2.  Echo Chambers are elitist in nature and pose the ultimate example of arrogance and superiority.  As I’ve engaged with folks on both sides of the ideological fence, including conservatives and liberals. I’ve found that they share very similar attitudes.  First, they believe their perspectives are superior to all others.  Period.  No other view counts.  Second, folks on both sides of the ideological fence view anyone outside their belief system with skepticism and disdain.  Third, they posit that those who are outside the confines of their little chamber are inferior and not even worth getting to know.  It’s as if the other side has a contagious disease and we must not have any contact with them, at least not in the context of an engaging dialogue. But that attitude leads to the next truth about Echo Chambers.

3.  Echo Chambers reject the idea that we can “reason together” and find areas of common ground.  Individuals who spend their lives in an Echo Chamber indirectly affirm the idea that sharing time with those who have differing views is hazardous to one’s own ideology.  They believe that there is no common ground with millions of individuals on the “other side.”  Period.  So why waste one’s time even attempting to do so?  But embracing this flawed thinking leads to another sad truth of Echo Chambers.

4.  Echo Chambers discourage the forging of new relationships with those outside our little network.  If conversations foster relationships, which in turn grow trust, there is no wonder that our nation is so divided.  The mistrust is at an alarming level.  And yet, there is a rather simple solution to breaking down those walls of distrust.  Conversations.  And no I’m not talking about everyone holding hands and singing Kumbaya.  Conversations can oftentimes expose areas of absolute disagreement, but, if done in a respectful manner, simply having the dialogues can increase respect for each other.  As that occurs, relationships begin to form.  But without relationships, this next reality of an Echo Chamber, perhaps the saddest, will prevail.   

5.  Echo Chambers are completely ineffective for sharing truth to those without the truth.  If you believe you have the truth, whether it is the political ideology you embrace, or even the spiritual faith you practice, there is no greater way to hide that truth than to remain in an Echo Chamber.  Those in your little chamber already have the truth as you see it.  And so to remain in your little tribe results in many others never coming to know the truth.  This verse in Scripture reminds me of this reality: “No one lights a lamp and then puts it under a basket. Instead a lamp is placed on a stand, where it gives light to everyone in the house.” (Matthew 5:15)  If you want your truth to be heard, then get outside your Echo Chamber and share it with those who have yet to hear or understand it.
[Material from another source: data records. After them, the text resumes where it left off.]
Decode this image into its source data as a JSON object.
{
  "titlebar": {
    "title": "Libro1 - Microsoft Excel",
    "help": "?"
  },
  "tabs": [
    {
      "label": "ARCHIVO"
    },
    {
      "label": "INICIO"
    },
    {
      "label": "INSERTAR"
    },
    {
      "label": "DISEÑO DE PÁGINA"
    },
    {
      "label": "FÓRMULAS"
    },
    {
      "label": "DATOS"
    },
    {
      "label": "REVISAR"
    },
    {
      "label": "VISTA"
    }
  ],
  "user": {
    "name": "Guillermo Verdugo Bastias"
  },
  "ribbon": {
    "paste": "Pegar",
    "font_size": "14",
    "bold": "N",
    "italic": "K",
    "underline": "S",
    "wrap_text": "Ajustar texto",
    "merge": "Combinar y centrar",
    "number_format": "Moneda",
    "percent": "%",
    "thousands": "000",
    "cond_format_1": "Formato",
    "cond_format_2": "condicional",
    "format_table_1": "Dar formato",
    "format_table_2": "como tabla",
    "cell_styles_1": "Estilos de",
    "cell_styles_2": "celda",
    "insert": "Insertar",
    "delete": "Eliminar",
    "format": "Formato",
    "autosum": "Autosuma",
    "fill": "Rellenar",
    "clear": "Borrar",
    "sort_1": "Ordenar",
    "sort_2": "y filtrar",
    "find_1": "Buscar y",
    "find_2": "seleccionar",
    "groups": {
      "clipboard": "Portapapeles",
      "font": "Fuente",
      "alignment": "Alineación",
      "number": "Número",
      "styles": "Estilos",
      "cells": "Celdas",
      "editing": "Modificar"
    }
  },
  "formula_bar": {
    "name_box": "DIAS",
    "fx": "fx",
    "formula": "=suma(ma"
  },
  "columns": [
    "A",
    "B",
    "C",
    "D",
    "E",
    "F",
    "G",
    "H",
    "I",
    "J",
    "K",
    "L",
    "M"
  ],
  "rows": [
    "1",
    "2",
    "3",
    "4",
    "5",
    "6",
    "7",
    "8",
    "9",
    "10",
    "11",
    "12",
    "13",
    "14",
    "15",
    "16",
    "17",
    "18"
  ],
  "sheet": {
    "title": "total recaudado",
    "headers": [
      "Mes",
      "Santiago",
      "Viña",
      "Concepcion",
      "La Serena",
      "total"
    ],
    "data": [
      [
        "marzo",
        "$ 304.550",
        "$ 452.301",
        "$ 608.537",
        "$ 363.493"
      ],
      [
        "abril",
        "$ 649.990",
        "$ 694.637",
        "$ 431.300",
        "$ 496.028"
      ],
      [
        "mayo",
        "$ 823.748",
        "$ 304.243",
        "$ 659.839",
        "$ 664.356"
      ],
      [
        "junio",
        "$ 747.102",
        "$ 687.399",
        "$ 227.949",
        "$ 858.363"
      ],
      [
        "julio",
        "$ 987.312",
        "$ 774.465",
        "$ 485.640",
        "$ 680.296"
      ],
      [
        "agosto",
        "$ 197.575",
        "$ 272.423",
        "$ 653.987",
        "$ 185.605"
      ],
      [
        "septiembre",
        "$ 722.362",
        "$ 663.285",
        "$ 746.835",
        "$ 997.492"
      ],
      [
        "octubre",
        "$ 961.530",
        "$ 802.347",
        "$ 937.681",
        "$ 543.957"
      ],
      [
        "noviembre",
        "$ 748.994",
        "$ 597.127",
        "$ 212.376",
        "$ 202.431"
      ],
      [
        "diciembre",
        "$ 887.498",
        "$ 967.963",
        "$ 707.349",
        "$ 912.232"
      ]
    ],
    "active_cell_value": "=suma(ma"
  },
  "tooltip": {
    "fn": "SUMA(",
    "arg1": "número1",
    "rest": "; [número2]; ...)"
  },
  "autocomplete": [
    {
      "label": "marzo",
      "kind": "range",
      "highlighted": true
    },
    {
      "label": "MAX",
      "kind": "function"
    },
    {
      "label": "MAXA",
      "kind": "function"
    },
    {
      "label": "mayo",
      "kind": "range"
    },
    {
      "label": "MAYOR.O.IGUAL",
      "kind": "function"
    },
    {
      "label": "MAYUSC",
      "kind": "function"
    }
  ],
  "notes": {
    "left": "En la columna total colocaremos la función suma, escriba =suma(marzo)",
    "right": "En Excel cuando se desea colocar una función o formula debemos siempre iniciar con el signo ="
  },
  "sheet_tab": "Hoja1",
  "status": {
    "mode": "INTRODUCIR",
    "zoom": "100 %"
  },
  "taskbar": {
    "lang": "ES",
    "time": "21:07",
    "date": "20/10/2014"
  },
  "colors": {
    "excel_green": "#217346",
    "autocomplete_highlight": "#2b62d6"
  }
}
I can already hear some saying, “yeah but the ideas of the other side are not only wrong, they are dangerous.”  For a moment let’s assume that is correct.  The “other side” is no doubt comprised of a few leaders and many followers.  It’s likely that the leaders are incapable of changing their dogma.  But the followers are less assured and may be willing to entertain sound arguments, particularly if they are presented in a safe and engaging dialogue, that is shared within a growing relationship.  Those followers will never hear your truth if you regurgitate your message in your little Echo Chamber. 

So for the sake of expanding your understanding of truth, and your own mental growth, I encourage you to exit your Echo Chamber.  Begin making a difference by developing relationships that are based on mutual respect and honest dialogue.  As you do this, I believe it can break down the walls that have served to divide us all.  And who knows, you may even find that your perspectives were not so flawless after all.

Mark